As an aside, Chisel front man Jimmy Barnes covered Steve Van Zandt’s Ride the Night Away (originally recorded by Southside Johnny) on his first solo album For the Working Class Man and reprised it later with Stevie playing guitar on the recording.
The Decemberists – Down By The Water
This track, off the Decemberists’ album The King Is Dead, has all the hallmarks of Americana Springsteen style. Again, this is real heartland stuff and I can hear The Boss belting this out with Patti and Soozie lending just the right flourishes on backing vocals. The harmonica at the beginning, in particular, reminds me of the plaintive opening strains of The River.
I know the stylings of the various vocalists featured in these songs can be a little distracting but, if you imagine Bruce singing the leads, they suddenly take on a very E Street/Springsteen aspect.
That’s all I’ve got for now. I’d be interested in hearing from you about your own candidates for perhaps a Part two of this post.*

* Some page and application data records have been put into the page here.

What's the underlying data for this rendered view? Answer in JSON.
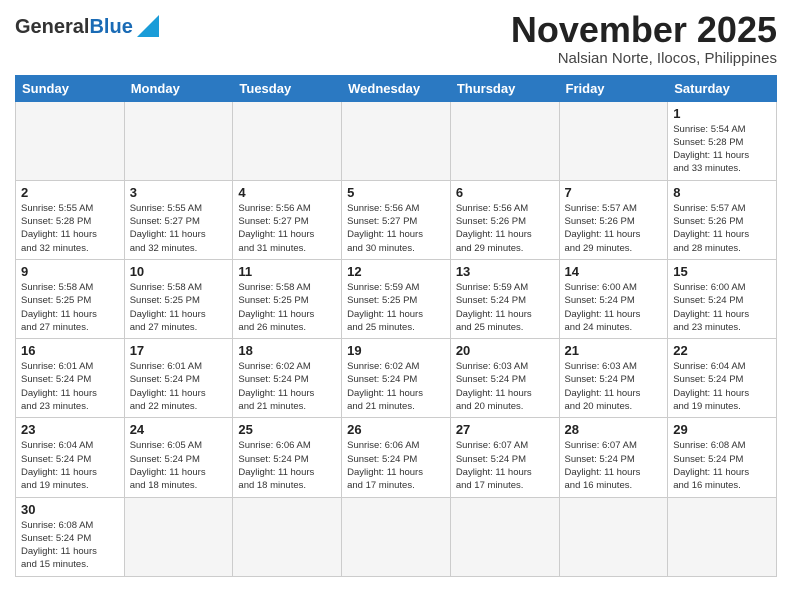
{
  "header": {
    "logo_general": "General",
    "logo_blue": "Blue",
    "month_title": "November 2025",
    "subtitle": "Nalsian Norte, Ilocos, Philippines"
  },
  "weekdays": [
    "Sunday",
    "Monday",
    "Tuesday",
    "Wednesday",
    "Thursday",
    "Friday",
    "Saturday"
  ],
  "weeks": [
    [
      {
        "day": "",
        "info": ""
      },
      {
        "day": "",
        "info": ""
      },
      {
        "day": "",
        "info": ""
      },
      {
        "day": "",
        "info": ""
      },
      {
        "day": "",
        "info": ""
      },
      {
        "day": "",
        "info": ""
      },
      {
        "day": "1",
        "info": "Sunrise: 5:54 AM\nSunset: 5:28 PM\nDaylight: 11 hours\nand 33 minutes."
      }
    ],
    [
      {
        "day": "2",
        "info": "Sunrise: 5:55 AM\nSunset: 5:28 PM\nDaylight: 11 hours\nand 32 minutes."
      },
      {
        "day": "3",
        "info": "Sunrise: 5:55 AM\nSunset: 5:27 PM\nDaylight: 11 hours\nand 32 minutes."
      },
      {
        "day": "4",
        "info": "Sunrise: 5:56 AM\nSunset: 5:27 PM\nDaylight: 11 hours\nand 31 minutes."
      },
      {
        "day": "5",
        "info": "Sunrise: 5:56 AM\nSunset: 5:27 PM\nDaylight: 11 hours\nand 30 minutes."
      },
      {
        "day": "6",
        "info": "Sunrise: 5:56 AM\nSunset: 5:26 PM\nDaylight: 11 hours\nand 29 minutes."
      },
      {
        "day": "7",
        "info": "Sunrise: 5:57 AM\nSunset: 5:26 PM\nDaylight: 11 hours\nand 29 minutes."
      },
      {
        "day": "8",
        "info": "Sunrise: 5:57 AM\nSunset: 5:26 PM\nDaylight: 11 hours\nand 28 minutes."
      }
    ],
    [
      {
        "day": "9",
        "info": "Sunrise: 5:58 AM\nSunset: 5:25 PM\nDaylight: 11 hours\nand 27 minutes."
      },
      {
        "day": "10",
        "info": "Sunrise: 5:58 AM\nSunset: 5:25 PM\nDaylight: 11 hours\nand 27 minutes."
      },
      {
        "day": "11",
        "info": "Sunrise: 5:58 AM\nSunset: 5:25 PM\nDaylight: 11 hours\nand 26 minutes."
      },
      {
        "day": "12",
        "info": "Sunrise: 5:59 AM\nSunset: 5:25 PM\nDaylight: 11 hours\nand 25 minutes."
      },
      {
        "day": "13",
        "info": "Sunrise: 5:59 AM\nSunset: 5:24 PM\nDaylight: 11 hours\nand 25 minutes."
      },
      {
        "day": "14",
        "info": "Sunrise: 6:00 AM\nSunset: 5:24 PM\nDaylight: 11 hours\nand 24 minutes."
      },
      {
        "day": "15",
        "info": "Sunrise: 6:00 AM\nSunset: 5:24 PM\nDaylight: 11 hours\nand 23 minutes."
      }
    ],
    [
      {
        "day": "16",
        "info": "Sunrise: 6:01 AM\nSunset: 5:24 PM\nDaylight: 11 hours\nand 23 minutes."
      },
      {
        "day": "17",
        "info": "Sunrise: 6:01 AM\nSunset: 5:24 PM\nDaylight: 11 hours\nand 22 minutes."
      },
      {
        "day": "18",
        "info": "Sunrise: 6:02 AM\nSunset: 5:24 PM\nDaylight: 11 hours\nand 21 minutes."
      },
      {
        "day": "19",
        "info": "Sunrise: 6:02 AM\nSunset: 5:24 PM\nDaylight: 11 hours\nand 21 minutes."
      },
      {
        "day": "20",
        "info": "Sunrise: 6:03 AM\nSunset: 5:24 PM\nDaylight: 11 hours\nand 20 minutes."
      },
      {
        "day": "21",
        "info": "Sunrise: 6:03 AM\nSunset: 5:24 PM\nDaylight: 11 hours\nand 20 minutes."
      },
      {
        "day": "22",
        "info": "Sunrise: 6:04 AM\nSunset: 5:24 PM\nDaylight: 11 hours\nand 19 minutes."
      }
    ],
    [
      {
        "day": "23",
        "info": "Sunrise: 6:04 AM\nSunset: 5:24 PM\nDaylight: 11 hours\nand 19 minutes."
      },
      {
        "day": "24",
        "info": "Sunrise: 6:05 AM\nSunset: 5:24 PM\nDaylight: 11 hours\nand 18 minutes."
      },
      {
        "day": "25",
        "info": "Sunrise: 6:06 AM\nSunset: 5:24 PM\nDaylight: 11 hours\nand 18 minutes."
      },
      {
        "day": "26",
        "info": "Sunrise: 6:06 AM\nSunset: 5:24 PM\nDaylight: 11 hours\nand 17 minutes."
      },
      {
        "day": "27",
        "info": "Sunrise: 6:07 AM\nSunset: 5:24 PM\nDaylight: 11 hours\nand 17 minutes."
      },
      {
        "day": "28",
        "info": "Sunrise: 6:07 AM\nSunset: 5:24 PM\nDaylight: 11 hours\nand 16 minutes."
      },
      {
        "day": "29",
        "info": "Sunrise: 6:08 AM\nSunset: 5:24 PM\nDaylight: 11 hours\nand 16 minutes."
      }
    ],
    [
      {
        "day": "30",
        "info": "Sunrise: 6:08 AM\nSunset: 5:24 PM\nDaylight: 11 hours\nand 15 minutes."
      },
      {
        "day": "",
        "info": ""
      },
      {
        "day": "",
        "info": ""
      },
      {
        "day": "",
        "info": ""
      },
      {
        "day": "",
        "info": ""
      },
      {
        "day": "",
        "info": ""
      },
      {
        "day": "",
        "info": ""
      }
    ]
  ]
}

*I’d also thought about including XTC’s Hang on to the Night as a wild card because it reminds me quite a lot of some of the Darkness on the Edge of Town outtakes to be found on Tracks and The Promise but, in the end, I decided to leave it out because it is very 70s New Wave and not something that ever would have made it onto an actual Springsteen recording proper (and yet, here it still is).
Words and image are my own.